    *(v) += *((s)->p++) << 16, *(v) += *((s)->p++) << 24)

    The first step transitions to macros that use an address, but without
    needing to change any of the macro calls (not counting the changes
    needed after switching to the expression form, which should be only
    adding ;'s in places).


    Second step - allow functions in place of macros:

    #define in_uint16_le(s,v) in_puint16_le(s,&(v))
    #define in_uint32_le(s,v) in_puint32_le(s,&(v))

    #if EXPAND_in_puint_X_le_AS_CALLS
    # define in_puint16_le(s,v) C_in_puint16_le(s,v)
    # define in_puint32_le(s,v) C_in_puint32_le(s,v)
    #else
    # define in_puint16_le(s,v) CPP_in_puint16_le(s,v)
    # define in_puint32_le(s,v) CPP_in_puint32_le(s,v)
    #endif

    #define CPP_in_puint16_le(s,v) \
    (*(v) = *((s)->p++), *(v) += *((s)->p++) << 8 )
    #define CPP_in_puint32_le(s,v) \
    (*(v) = *((s)->p++), *(v) += *((s)->p++) << 8, \
    *(v) += *((s)->p++) << 16, *(v) += *((s)->p++) << 24)

    static uint16 inline
    C_in_puint16_le( struct stream *s, uint16 *v ){
    return CPP_in_puint16_le( s, v );
    }

    static uint32 inline
    C_in_puint32_le( struct stream *s, uint32 *v ){
    return CPP_in_puint32_le( s, v );
    }

    By #define'ing EXPAND_in_puint_X_le_AS_CALLS as 0 or 1,
    either CPP expansion behavior or function call behavior
    can be generated.

    Note 1: to get void results rather than uint16/uint32 results, put
    casts in the bottom-most macros, and change the function definitions
    appropriately.

    Note 2: factoring - it would be nice if the body of the 16 bit macro
    didn't have to be replicated.

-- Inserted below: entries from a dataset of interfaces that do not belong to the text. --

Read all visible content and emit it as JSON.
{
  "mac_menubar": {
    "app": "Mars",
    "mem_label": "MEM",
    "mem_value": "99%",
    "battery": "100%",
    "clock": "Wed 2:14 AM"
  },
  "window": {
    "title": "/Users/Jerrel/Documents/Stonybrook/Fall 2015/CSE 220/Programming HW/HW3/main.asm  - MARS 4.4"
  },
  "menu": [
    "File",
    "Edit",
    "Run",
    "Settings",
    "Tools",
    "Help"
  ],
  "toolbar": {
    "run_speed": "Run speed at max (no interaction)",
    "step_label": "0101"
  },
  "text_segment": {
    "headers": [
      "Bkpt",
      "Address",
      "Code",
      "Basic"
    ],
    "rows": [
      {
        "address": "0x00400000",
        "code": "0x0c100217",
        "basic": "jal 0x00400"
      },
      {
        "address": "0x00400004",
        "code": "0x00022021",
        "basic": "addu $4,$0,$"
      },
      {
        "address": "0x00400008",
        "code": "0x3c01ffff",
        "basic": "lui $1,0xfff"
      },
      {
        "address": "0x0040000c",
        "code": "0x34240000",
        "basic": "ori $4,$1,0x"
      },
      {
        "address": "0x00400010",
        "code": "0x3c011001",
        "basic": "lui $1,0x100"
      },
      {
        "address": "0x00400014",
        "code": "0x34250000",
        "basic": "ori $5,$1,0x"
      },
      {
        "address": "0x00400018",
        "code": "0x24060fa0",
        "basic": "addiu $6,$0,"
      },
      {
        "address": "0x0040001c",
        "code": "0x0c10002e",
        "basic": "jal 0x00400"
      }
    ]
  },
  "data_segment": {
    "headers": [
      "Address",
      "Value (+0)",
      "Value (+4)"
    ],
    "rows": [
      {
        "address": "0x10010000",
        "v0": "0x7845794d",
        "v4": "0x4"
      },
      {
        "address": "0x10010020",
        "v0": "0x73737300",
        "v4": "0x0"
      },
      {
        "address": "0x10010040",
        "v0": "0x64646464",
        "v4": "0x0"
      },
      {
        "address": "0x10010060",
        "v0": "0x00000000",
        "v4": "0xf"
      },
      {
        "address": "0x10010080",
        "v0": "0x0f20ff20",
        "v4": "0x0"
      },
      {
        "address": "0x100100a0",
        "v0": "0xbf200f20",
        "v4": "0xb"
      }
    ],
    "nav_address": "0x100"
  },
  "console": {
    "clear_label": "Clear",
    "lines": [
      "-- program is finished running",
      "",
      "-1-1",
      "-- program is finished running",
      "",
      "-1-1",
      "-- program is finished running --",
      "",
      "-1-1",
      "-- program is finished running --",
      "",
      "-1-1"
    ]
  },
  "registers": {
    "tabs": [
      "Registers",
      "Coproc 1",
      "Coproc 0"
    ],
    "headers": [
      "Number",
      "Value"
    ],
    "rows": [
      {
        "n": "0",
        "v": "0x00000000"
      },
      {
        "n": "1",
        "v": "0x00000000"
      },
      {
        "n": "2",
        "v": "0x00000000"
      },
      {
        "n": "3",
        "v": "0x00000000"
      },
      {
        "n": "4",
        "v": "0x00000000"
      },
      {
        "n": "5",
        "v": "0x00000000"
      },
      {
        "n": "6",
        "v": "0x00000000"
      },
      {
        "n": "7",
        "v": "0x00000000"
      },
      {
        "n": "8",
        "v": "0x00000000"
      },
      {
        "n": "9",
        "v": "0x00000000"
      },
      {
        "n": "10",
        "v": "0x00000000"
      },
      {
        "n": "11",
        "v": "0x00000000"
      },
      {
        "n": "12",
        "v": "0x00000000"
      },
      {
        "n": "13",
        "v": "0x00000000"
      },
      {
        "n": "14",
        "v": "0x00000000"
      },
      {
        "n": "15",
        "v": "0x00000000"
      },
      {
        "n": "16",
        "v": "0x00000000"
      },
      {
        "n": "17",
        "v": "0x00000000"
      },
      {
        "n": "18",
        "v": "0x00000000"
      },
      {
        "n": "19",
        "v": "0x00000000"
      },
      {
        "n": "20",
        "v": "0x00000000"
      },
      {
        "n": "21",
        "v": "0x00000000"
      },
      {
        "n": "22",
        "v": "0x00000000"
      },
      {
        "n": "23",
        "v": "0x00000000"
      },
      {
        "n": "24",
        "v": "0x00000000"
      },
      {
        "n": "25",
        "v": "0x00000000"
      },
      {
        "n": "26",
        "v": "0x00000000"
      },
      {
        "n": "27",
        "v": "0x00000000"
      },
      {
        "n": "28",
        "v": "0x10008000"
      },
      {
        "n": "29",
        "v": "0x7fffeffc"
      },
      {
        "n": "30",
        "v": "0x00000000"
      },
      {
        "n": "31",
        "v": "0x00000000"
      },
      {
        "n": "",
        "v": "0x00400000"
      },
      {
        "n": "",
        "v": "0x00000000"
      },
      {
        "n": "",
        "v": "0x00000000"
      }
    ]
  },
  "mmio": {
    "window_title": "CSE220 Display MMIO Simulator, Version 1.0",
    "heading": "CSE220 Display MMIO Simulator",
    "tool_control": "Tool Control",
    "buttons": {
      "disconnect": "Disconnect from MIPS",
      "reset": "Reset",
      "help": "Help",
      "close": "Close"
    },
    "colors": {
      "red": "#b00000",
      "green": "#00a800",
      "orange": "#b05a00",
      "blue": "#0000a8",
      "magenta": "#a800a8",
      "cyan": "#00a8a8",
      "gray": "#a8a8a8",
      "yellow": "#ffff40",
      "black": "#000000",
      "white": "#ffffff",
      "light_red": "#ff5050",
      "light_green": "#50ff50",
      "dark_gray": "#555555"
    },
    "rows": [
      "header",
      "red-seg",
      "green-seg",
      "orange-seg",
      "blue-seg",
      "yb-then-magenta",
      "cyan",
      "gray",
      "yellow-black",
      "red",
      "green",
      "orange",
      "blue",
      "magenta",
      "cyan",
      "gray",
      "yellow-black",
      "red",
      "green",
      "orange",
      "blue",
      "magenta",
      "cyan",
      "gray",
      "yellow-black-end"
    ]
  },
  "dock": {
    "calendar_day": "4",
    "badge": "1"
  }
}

I didn't see any easy way of doing
    that, given the type requirements.

    Note 3: argument types - if the function call version is used, the
    type of the argument v must match the parameter. I count this as a
    plus rather than a minus. The CPP expansion version can be used as a
    fallback for first compile, comparison debugging, etc.

    Note 4: on platforms that don't provide static inline functions, use
    CPP directives to exclude the static inline function definitions and
    to insure that EXPAND_in_puint_X_le_AS_CALLS will be 0. (That code
    was left out above so as not to clutter the example.)


    Step 3: if desired, calls such as

    in_uint16_le( s, v );

    can be changed to

    in_puint16_le( s, &v );

    where ever they appear. Similarly calls to in_uint32_le.


    Disclaimer: I have test compiled code along the lines
    of the above, but have not copied/pasted the exact code,
    so there may be minor typographical erros.
    Tim Rentsch, Jan 5, 2005
    #5
    1. Advertising

Want to reply to this thread or ask your own question?

It takes just 2 minutes to sign up (and it's free!). Just click the sign up button to choose a username and then you can ask your own questions on the forum.
Similar Threads
  1. Replies:
    80
    Views:
    2,417
    Stephen J. Bevan
    Nov 7, 2003
  2. Replies:
    1
    Views:
    439
    Marco Antoniotti
    Oct 7, 2003
  3. Replies:
    5
    Views:
    494
  4. Michael T. Babcock

    Re: Explanation of macros; Haskell macros

    Michael T. Babcock, Nov 3, 2003, in forum: Python
    Replies:
    0
    Views:
    515
    Michael T. Babcock
    Nov 3, 2003
  5. Anthony de Almeida Lopes

    Macros within function-like macros?

    Anthony de Almeida Lopes, Dec 26, 2005, in forum: C Programming
    Replies:
    13
    Views:
    759
Loading...

Share This Page